Now, we all know that Santa has a pretty sweet gig. He works one night a year. Sure, it’s a pretty intense trip—his sleigh is moving at 650 miles per second, or 3,000 times the speed of sound. However, Santa’s a pro. Been doin’ it for years. But where does Santa go to chill out, away from those pesky elves? Branson, Missouri, of course.
Discover Santa was held in July with hundreds of Santas (and Mrs.Clauses too) in attendance. No word on Rudolph, though.
This event is totally about these Santas networking and trading stories. And doesn’t it touch your heart just a bit? Santa is so symbolic of a simple time in life. When it wasn’t so… hard. You woke up on December 25, ran into the living room, and there it was: A glittering landscape of treasures (glittering due to the aluminum trees of the period, no doubt) your tiny mind couldn’t grasp.
How did they get there? Santa, naturally.
It’s important to note the distinction between this Santa gathering and the well-known SantaCon events that take place around the world. While SantaCon attracts thousands of folks dressing as Santa and Mrs. Clause for a day, Discover Santa is a legitimate convention for those who work as Santa Claus during the holiday months.
There’s even a beard contest.
And a Snowlympics competition.
And a “Reindeer 101” course, natch.
Writer Mary Meehan traveled to Branson this year to cover the event for National Geographic. In a quote via Mental Floss, she writes:
The average age of a Mr. Claus at Discover Santa 2016 is 62.5. Billed as the World’s Largest Santa Convention, the five-day celebration and trade show has drawn 750 Santa Claus impersonators from all over the United States to Branson, Missouri, a town in the Ozark Mountains that’s essentially like Las Vegas but with country music in place of gambling. Here, between the stifling humidity of southern Missouri and the air-conditioning of hotels, the Santas meet with vendors to talk about makeup, beard care, marketing, websites, and North Pole workshop sets—anything that can make them the best Santas possible. Because the life of a professional Santa isn’t easy… and it doesn’t come cheap.

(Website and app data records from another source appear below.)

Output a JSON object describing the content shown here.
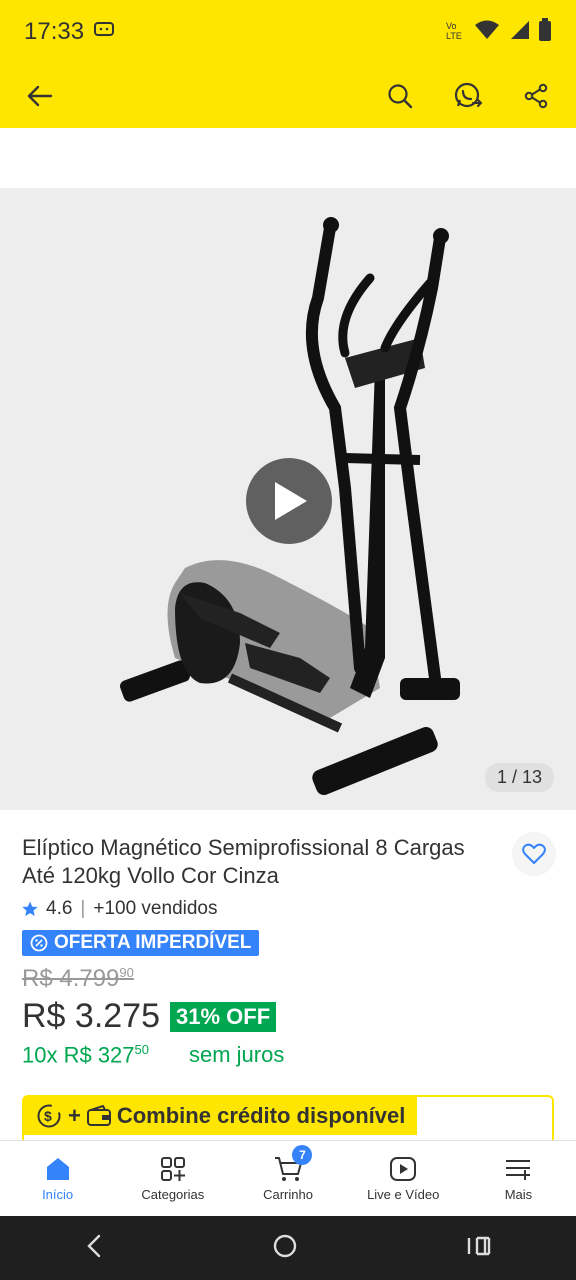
{
  "status_bar": {
    "time": "17:33"
  },
  "gallery": {
    "counter": "1 / 13"
  },
  "product": {
    "title": "Elíptico Magnético Semiprofissional 8 Cargas Até 120kg Vollo Cor Cinza",
    "rating": "4.6",
    "sold": "+100 vendidos",
    "badge": "OFERTA IMPERDÍVEL",
    "old_price": "R$ 4.799",
    "old_price_cents": "90",
    "price": "R$ 3.275",
    "discount": "31% OFF",
    "installments": "10x R$ 327",
    "installments_cents": "50",
    "installments_note": "sem juros"
  },
  "credit_banner": {
    "label": "Combine crédito disponível"
  },
  "bottom_nav": {
    "items": [
      {
        "label": "Início"
      },
      {
        "label": "Categorias"
      },
      {
        "label": "Carrinho"
      },
      {
        "label": "Live e Vídeo"
      },
      {
        "label": "Mais"
      }
    ],
    "cart_count": "7"
  },
  "colors": {
    "brand_yellow": "#FFE600",
    "accent_blue": "#3483FA",
    "success_green": "#00A650"
  }
}
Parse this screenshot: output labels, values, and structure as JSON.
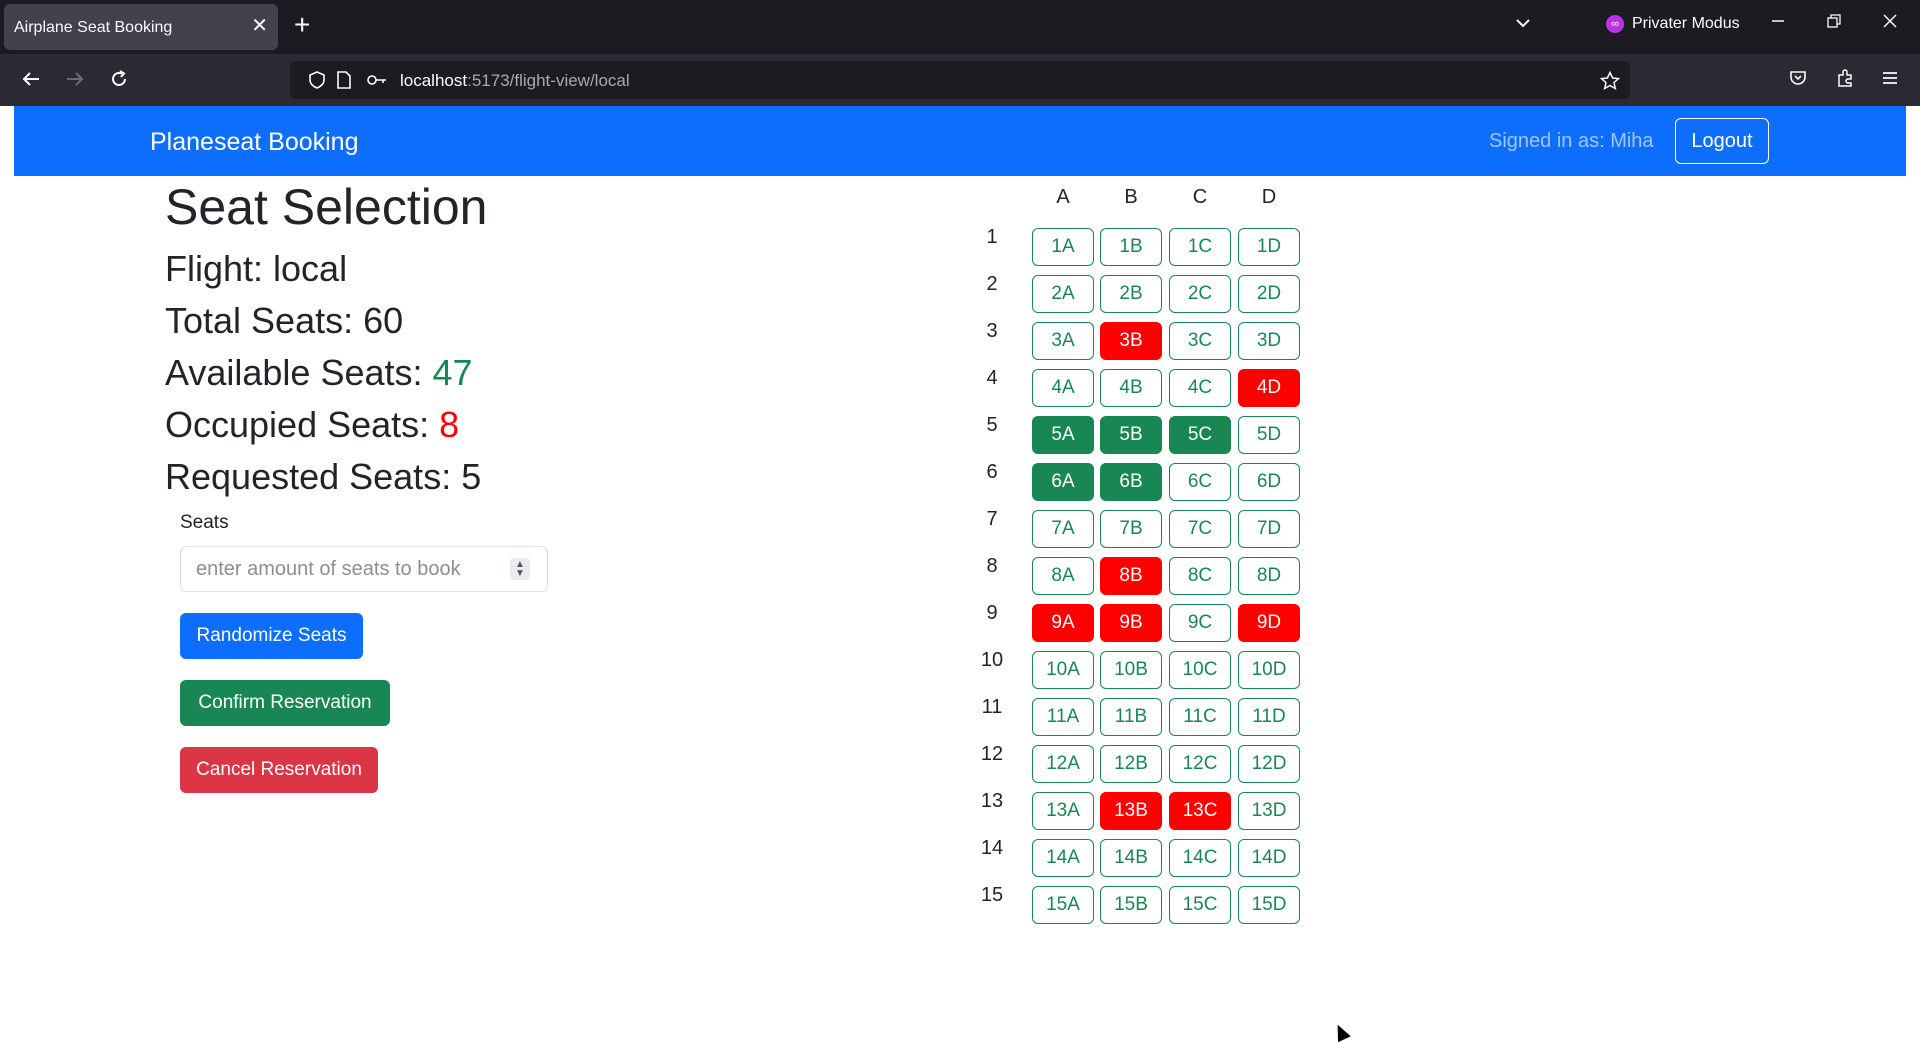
{
  "browser": {
    "tab_title": "Airplane Seat Booking",
    "tab_close": "✕",
    "new_tab": "+",
    "private_mode": "Privater Modus",
    "url_host": "localhost",
    "url_path": ":5173/flight-view/local"
  },
  "app": {
    "brand": "Planeseat Booking",
    "signed_in": "Signed in as: Miha",
    "logout": "Logout"
  },
  "summary": {
    "title": "Seat Selection",
    "flight_label": "Flight: local",
    "total_label": "Total Seats: 60",
    "available_label": "Available Seats: ",
    "available_value": "47",
    "occupied_label": "Occupied Seats: ",
    "occupied_value": "8",
    "requested_label": "Requested Seats: 5"
  },
  "form": {
    "seats_label": "Seats",
    "seats_placeholder": "enter amount of seats to book",
    "randomize": "Randomize Seats",
    "confirm": "Confirm Reservation",
    "cancel": "Cancel Reservation"
  },
  "seatmap": {
    "columns": [
      "A",
      "B",
      "C",
      "D"
    ],
    "rows": [
      "1",
      "2",
      "3",
      "4",
      "5",
      "6",
      "7",
      "8",
      "9",
      "10",
      "11",
      "12",
      "13",
      "14",
      "15"
    ],
    "occupied": [
      "3B",
      "4D",
      "8B",
      "9A",
      "9B",
      "9D",
      "13B",
      "13C"
    ],
    "requested": [
      "5A",
      "5B",
      "5C",
      "6A",
      "6B"
    ],
    "colors": {
      "available": "#198754",
      "occupied": "#ff0000",
      "requested": "#198754"
    }
  }
}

If you’ve ever wondered how Santa spends his summer months, well, now you know!
h/t: Mental Floss